(Records contained in a dataset)
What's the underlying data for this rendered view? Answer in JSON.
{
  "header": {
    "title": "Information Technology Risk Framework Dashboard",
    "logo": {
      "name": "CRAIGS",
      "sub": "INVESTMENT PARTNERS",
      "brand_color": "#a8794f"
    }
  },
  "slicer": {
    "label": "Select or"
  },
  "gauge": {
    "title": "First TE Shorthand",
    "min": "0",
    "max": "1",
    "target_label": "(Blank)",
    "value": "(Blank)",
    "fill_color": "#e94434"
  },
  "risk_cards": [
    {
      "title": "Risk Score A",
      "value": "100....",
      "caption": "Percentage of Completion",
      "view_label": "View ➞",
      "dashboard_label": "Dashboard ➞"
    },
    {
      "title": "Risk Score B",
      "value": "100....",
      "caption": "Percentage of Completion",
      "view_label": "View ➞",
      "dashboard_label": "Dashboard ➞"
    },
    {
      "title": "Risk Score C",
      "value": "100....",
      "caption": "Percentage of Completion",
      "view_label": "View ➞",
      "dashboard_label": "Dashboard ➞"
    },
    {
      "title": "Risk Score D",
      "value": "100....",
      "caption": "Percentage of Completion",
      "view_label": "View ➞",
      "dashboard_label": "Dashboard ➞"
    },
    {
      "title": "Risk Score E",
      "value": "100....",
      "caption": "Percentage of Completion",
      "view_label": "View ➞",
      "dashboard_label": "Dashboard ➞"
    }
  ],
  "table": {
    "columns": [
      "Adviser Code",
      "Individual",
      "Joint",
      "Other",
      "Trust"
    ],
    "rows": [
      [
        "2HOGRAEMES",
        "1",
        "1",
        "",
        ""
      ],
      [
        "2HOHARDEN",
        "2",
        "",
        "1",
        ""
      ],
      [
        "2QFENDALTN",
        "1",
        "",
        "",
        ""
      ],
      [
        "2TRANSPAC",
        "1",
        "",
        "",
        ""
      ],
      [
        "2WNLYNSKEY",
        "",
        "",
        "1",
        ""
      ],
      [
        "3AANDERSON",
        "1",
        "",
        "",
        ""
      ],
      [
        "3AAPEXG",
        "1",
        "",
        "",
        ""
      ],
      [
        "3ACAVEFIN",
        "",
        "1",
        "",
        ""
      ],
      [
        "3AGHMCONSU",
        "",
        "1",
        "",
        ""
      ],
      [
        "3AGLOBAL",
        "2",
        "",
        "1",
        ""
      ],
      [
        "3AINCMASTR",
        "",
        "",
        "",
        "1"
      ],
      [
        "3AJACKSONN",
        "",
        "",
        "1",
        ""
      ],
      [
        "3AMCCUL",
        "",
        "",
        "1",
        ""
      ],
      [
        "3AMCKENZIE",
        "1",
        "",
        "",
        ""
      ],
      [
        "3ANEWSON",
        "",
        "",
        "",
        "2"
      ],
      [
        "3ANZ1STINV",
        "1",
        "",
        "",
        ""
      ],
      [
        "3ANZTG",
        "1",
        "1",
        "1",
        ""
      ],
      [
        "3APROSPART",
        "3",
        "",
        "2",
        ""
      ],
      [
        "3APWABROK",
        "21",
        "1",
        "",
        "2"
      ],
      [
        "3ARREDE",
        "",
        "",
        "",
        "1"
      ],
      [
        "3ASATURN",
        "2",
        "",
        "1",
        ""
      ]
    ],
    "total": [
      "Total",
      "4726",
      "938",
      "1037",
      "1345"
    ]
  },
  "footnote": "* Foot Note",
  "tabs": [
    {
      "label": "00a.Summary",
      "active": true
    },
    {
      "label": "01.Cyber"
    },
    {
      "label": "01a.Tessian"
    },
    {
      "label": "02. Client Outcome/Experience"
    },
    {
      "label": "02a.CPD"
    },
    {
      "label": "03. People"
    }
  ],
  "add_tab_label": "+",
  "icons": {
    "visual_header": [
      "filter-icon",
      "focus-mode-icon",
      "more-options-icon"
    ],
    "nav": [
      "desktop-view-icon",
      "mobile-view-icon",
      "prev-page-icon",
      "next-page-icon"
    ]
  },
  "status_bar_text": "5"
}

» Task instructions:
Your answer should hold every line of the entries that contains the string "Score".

» Result:
      "title": "Risk Score A",
      "title": "Risk Score B",
      "title": "Risk Score C",
      "title": "Risk Score D",
      "title": "Risk Score E",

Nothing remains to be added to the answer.